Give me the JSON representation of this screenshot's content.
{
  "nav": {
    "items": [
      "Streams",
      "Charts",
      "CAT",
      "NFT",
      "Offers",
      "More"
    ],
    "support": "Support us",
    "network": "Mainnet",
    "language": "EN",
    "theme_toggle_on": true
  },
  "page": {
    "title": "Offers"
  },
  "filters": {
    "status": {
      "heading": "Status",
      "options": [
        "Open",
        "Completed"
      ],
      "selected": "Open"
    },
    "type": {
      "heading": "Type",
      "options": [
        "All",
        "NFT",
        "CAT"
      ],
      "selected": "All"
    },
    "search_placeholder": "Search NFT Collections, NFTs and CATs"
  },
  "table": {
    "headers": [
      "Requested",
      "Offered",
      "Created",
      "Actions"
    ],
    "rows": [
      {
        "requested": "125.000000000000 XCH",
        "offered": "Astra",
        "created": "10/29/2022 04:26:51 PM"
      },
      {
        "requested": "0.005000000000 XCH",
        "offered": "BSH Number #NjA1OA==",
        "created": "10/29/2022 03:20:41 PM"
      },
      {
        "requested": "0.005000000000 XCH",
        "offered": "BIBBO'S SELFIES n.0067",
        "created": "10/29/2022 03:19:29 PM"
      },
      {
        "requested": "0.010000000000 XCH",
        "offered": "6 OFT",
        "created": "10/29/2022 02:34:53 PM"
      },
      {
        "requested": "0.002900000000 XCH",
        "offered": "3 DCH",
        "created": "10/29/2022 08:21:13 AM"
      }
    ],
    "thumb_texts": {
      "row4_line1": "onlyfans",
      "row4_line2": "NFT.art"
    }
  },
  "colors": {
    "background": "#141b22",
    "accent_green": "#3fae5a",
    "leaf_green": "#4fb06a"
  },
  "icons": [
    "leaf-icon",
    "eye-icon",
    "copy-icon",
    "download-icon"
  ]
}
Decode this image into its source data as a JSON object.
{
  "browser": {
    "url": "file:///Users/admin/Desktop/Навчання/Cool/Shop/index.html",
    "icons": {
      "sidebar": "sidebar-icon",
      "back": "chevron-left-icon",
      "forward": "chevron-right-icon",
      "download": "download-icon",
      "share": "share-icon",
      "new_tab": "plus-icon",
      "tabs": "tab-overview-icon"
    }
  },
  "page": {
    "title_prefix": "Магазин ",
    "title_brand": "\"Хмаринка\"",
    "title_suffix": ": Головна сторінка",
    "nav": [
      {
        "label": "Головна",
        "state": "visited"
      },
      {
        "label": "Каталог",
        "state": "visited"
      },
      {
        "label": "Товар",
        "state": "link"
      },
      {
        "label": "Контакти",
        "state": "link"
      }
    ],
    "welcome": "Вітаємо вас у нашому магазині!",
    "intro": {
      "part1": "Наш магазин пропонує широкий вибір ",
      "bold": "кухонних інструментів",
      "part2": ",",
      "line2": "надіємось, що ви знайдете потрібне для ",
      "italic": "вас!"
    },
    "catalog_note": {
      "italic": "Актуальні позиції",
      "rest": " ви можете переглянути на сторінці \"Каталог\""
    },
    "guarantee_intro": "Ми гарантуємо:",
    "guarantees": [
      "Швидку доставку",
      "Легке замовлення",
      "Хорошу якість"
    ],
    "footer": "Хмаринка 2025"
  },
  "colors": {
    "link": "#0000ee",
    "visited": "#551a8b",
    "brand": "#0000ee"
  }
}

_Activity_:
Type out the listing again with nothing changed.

_Reply_:
Give me the JSON representation of this screenshot's content.
{
  "nav": {
    "items": [
      "Streams",
      "Charts",
      "CAT",
      "NFT",
      "Offers",
      "More"
    ],
    "support": "Support us",
    "network": "Mainnet",
    "language": "EN",
    "theme_toggle_on": true
  },
  "page": {
    "title": "Offers"
  },
  "filters": {
    "status": {
      "heading": "Status",
      "options": [
        "Open",
        "Completed"
      ],
      "selected": "Open"
    },
    "type": {
      "heading": "Type",
      "options": [
        "All",
        "NFT",
        "CAT"
      ],
      "selected": "All"
    },
    "search_placeholder": "Search NFT Collections, NFTs and CATs"
  },
  "table": {
    "headers": [
      "Requested",
      "Offered",
      "Created",
      "Actions"
    ],
    "rows": [
      {
        "requested": "125.000000000000 XCH",
        "offered": "Astra",
        "created": "10/29/2022 04:26:51 PM"
      },
      {
        "requested": "0.005000000000 XCH",
        "offered": "BSH Number #NjA1OA==",
        "created": "10/29/2022 03:20:41 PM"
      },
      {
        "requested": "0.005000000000 XCH",
        "offered": "BIBBO'S SELFIES n.0067",
        "created": "10/29/2022 03:19:29 PM"
      },
      {
        "requested": "0.010000000000 XCH",
        "offered": "6 OFT",
        "created": "10/29/2022 02:34:53 PM"
      },
      {
        "requested": "0.002900000000 XCH",
        "offered": "3 DCH",
        "created": "10/29/2022 08:21:13 AM"
      }
    ],
    "thumb_texts": {
      "row4_line1": "onlyfans",
      "row4_line2": "NFT.art"
    }
  },
  "colors": {
    "background": "#141b22",
    "accent_green": "#3fae5a",
    "leaf_green": "#4fb06a"
  },
  "icons": [
    "leaf-icon",
    "eye-icon",
    "copy-icon",
    "download-icon"
  ]
}
Decode this image into its source data as a JSON object.
{
  "browser": {
    "url": "file:///Users/admin/Desktop/Навчання/Cool/Shop/index.html",
    "icons": {
      "sidebar": "sidebar-icon",
      "back": "chevron-left-icon",
      "forward": "chevron-right-icon",
      "download": "download-icon",
      "share": "share-icon",
      "new_tab": "plus-icon",
      "tabs": "tab-overview-icon"
    }
  },
  "page": {
    "title_prefix": "Магазин ",
    "title_brand": "\"Хмаринка\"",
    "title_suffix": ": Головна сторінка",
    "nav": [
      {
        "label": "Головна",
        "state": "visited"
      },
      {
        "label": "Каталог",
        "state": "visited"
      },
      {
        "label": "Товар",
        "state": "link"
      },
      {
        "label": "Контакти",
        "state": "link"
      }
    ],
    "welcome": "Вітаємо вас у нашому магазині!",
    "intro": {
      "part1": "Наш магазин пропонує широкий вибір ",
      "bold": "кухонних інструментів",
      "part2": ",",
      "line2": "надіємось, що ви знайдете потрібне для ",
      "italic": "вас!"
    },
    "catalog_note": {
      "italic": "Актуальні позиції",
      "rest": " ви можете переглянути на сторінці \"Каталог\""
    },
    "guarantee_intro": "Ми гарантуємо:",
    "guarantees": [
      "Швидку доставку",
      "Легке замовлення",
      "Хорошу якість"
    ],
    "footer": "Хмаринка 2025"
  },
  "colors": {
    "link": "#0000ee",
    "visited": "#551a8b",
    "brand": "#0000ee"
  }
}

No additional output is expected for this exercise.